Students can also enjoy FIU’s Wellness and Recreation Centers for both MMC and BBC online and in-person.
Sanyo Mathew, assistant vice president of academic and student affairs, said that group fitness, personal training, sports programs, and several other programs are being offered in-person, and that FIU will also keep virtual resources available for students who aren’t ready for in-person options.
Mathew also said that many of FIU’s dining and retail centers were open, and suggested students go to shop.fiu.edu for more information. Likewise, Mathew mentioned students are welcome to study at FIU and host events, and that they should reserve spaces to do so at reserve.fiu.edu.

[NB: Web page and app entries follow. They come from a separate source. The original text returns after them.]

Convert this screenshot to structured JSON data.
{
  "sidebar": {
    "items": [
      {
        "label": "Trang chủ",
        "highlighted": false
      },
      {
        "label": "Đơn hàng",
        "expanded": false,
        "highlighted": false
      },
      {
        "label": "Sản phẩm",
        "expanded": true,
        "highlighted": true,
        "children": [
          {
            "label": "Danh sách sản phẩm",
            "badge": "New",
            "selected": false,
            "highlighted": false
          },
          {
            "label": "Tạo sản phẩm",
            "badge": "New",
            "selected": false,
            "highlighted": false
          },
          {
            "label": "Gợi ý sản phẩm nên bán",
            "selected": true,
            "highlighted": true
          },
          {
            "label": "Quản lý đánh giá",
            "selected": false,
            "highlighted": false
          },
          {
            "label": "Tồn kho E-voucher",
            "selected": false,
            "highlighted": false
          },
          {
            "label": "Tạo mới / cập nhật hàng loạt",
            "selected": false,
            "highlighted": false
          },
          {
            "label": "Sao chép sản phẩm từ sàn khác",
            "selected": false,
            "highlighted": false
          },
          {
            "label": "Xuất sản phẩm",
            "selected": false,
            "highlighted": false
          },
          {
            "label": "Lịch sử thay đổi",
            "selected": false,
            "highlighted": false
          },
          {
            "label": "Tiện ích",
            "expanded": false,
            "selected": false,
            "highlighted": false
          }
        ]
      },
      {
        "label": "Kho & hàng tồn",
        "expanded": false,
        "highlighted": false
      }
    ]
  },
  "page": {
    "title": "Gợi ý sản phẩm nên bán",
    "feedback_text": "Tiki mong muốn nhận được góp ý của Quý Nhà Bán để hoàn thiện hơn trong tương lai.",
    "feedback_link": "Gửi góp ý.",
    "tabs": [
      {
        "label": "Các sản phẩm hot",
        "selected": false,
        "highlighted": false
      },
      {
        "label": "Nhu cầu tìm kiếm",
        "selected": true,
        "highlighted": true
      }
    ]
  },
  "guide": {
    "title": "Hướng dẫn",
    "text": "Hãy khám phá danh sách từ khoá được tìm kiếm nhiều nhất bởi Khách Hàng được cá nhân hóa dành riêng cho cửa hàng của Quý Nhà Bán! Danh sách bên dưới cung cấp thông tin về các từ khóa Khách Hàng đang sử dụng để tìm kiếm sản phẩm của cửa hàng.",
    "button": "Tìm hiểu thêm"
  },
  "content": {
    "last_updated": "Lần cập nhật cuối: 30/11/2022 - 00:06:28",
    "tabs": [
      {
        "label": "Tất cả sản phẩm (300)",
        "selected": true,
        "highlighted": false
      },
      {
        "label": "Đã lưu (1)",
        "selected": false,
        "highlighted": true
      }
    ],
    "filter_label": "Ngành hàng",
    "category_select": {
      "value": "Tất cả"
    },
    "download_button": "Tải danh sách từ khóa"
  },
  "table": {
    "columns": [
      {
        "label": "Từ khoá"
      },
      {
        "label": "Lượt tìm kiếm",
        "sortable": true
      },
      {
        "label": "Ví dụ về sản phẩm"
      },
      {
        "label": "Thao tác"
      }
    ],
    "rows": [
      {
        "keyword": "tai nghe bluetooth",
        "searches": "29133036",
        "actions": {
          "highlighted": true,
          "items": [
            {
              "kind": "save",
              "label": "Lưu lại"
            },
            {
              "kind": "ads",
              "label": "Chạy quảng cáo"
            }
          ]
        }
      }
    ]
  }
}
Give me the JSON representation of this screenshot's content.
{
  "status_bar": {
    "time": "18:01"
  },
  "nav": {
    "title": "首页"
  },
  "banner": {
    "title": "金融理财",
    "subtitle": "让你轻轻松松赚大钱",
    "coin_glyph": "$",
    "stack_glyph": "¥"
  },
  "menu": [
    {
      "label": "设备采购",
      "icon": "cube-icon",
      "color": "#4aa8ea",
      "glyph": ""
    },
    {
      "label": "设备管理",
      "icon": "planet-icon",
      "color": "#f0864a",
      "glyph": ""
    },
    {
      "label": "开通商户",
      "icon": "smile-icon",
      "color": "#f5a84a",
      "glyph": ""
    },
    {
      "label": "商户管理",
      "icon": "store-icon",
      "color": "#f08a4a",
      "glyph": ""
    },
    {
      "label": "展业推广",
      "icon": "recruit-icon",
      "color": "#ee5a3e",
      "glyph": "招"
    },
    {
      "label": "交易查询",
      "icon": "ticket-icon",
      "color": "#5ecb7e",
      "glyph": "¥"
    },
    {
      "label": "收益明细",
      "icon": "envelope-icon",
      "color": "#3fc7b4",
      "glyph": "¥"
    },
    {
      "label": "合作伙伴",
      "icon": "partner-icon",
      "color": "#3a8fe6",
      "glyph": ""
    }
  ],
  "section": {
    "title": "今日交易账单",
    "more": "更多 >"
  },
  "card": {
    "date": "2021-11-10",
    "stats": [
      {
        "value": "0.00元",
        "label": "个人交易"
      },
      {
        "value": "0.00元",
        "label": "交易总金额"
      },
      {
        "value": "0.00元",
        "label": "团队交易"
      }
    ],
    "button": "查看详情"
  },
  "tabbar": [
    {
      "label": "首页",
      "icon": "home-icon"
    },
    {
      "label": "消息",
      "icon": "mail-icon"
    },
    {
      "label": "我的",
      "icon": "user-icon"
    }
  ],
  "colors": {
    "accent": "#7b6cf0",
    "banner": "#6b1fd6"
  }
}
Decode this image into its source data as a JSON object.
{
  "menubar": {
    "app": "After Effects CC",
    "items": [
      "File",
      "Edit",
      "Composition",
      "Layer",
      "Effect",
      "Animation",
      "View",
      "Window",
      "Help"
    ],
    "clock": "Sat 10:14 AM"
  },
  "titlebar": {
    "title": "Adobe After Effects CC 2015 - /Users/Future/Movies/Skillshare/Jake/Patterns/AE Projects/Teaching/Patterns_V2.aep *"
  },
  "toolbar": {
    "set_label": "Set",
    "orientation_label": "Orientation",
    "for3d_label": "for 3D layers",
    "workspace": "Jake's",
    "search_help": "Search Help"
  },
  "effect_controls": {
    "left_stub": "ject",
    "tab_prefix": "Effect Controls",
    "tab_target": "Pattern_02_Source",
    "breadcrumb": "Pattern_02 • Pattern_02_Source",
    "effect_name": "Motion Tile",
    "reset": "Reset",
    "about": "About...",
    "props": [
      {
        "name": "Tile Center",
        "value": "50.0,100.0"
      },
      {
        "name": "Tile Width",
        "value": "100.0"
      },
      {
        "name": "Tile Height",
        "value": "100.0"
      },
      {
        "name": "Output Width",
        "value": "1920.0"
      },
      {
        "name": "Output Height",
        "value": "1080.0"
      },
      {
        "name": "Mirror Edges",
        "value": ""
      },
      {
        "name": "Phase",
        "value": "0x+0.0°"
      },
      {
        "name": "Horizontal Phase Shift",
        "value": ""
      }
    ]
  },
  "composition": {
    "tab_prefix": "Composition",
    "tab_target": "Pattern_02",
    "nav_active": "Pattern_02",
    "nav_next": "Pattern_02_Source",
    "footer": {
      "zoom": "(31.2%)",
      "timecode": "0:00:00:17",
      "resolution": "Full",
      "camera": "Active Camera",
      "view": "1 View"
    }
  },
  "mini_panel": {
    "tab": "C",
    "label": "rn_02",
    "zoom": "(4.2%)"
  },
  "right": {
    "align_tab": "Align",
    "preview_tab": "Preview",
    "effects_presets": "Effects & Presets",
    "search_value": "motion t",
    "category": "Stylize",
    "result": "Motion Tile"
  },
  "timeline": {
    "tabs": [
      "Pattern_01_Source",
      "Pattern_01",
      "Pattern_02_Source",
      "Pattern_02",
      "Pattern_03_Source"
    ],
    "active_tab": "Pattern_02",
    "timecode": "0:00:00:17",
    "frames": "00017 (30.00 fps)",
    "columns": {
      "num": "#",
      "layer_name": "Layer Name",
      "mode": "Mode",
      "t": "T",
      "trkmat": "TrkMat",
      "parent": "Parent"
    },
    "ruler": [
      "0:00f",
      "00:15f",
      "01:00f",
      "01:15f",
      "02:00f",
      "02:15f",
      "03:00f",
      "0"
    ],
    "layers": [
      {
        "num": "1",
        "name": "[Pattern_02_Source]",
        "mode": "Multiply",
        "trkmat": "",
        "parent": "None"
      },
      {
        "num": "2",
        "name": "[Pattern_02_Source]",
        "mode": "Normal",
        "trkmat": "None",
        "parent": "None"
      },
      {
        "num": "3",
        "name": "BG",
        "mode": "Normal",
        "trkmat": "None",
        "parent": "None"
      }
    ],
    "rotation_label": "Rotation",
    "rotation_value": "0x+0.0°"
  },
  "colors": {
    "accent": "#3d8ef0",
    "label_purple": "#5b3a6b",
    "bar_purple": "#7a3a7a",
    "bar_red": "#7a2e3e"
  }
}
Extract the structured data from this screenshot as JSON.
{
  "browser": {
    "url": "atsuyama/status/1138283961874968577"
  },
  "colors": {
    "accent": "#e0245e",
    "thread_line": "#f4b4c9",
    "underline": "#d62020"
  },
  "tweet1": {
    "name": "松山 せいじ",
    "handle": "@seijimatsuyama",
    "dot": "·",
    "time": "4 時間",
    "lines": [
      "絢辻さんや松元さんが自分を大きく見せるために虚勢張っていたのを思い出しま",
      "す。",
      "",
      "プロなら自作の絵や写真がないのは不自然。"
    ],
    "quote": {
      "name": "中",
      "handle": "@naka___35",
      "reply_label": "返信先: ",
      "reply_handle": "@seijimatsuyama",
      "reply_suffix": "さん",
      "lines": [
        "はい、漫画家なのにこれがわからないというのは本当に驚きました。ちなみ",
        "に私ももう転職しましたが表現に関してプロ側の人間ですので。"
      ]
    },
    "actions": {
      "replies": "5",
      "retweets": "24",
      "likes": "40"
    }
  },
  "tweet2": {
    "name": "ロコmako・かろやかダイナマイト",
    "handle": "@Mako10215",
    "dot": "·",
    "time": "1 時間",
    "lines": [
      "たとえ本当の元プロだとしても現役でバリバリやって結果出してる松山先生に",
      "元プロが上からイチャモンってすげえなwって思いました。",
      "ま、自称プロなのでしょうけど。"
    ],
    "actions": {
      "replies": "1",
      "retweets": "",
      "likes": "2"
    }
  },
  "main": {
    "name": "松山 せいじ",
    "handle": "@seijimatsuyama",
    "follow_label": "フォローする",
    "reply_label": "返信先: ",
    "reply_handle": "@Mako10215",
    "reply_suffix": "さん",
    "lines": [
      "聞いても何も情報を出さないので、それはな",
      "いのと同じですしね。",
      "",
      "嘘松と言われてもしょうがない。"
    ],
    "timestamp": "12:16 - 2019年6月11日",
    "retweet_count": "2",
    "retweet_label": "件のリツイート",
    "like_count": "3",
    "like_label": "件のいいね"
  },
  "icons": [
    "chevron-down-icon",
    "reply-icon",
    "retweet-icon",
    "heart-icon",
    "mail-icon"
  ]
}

“We’re also ready to welcome you back, the energy on campus has been amazing, and we welcome the rest of the Panthers to come on out,” Mathew said.
Charles Andrews, assistant vice president of academic and student affairs, also reminded students of things they can do right now to get ready for the spring semester.
One thing Andrews recommended is utilizing the Panther Success Network, and staying in contact with advisors.
“Now that we’re through the rush, our advisors appointments are more available so don’t wait until registration time to make an appointment to talk about summer and fall classes, you can do that now,” Andrews said, adding that February would be a good time to set up appointments to discuss both short and long term plans with advisors.
Andrews also listed Handshake, on-campus employment, and the Center for Student Engagement as great opportunities for students to stay involved with campus life, as well as ways to gain academic and career-related skills.
The town hall ended after about an hour, with Rosenberg making the closing remarks.
“What lies ahead of us is very exciting, your education, your journey, your development as adults.” Rosenberg said. “You’re learning, and our university is poised, ready, very committed to working with you to make sure you get everything and more that you deserve.”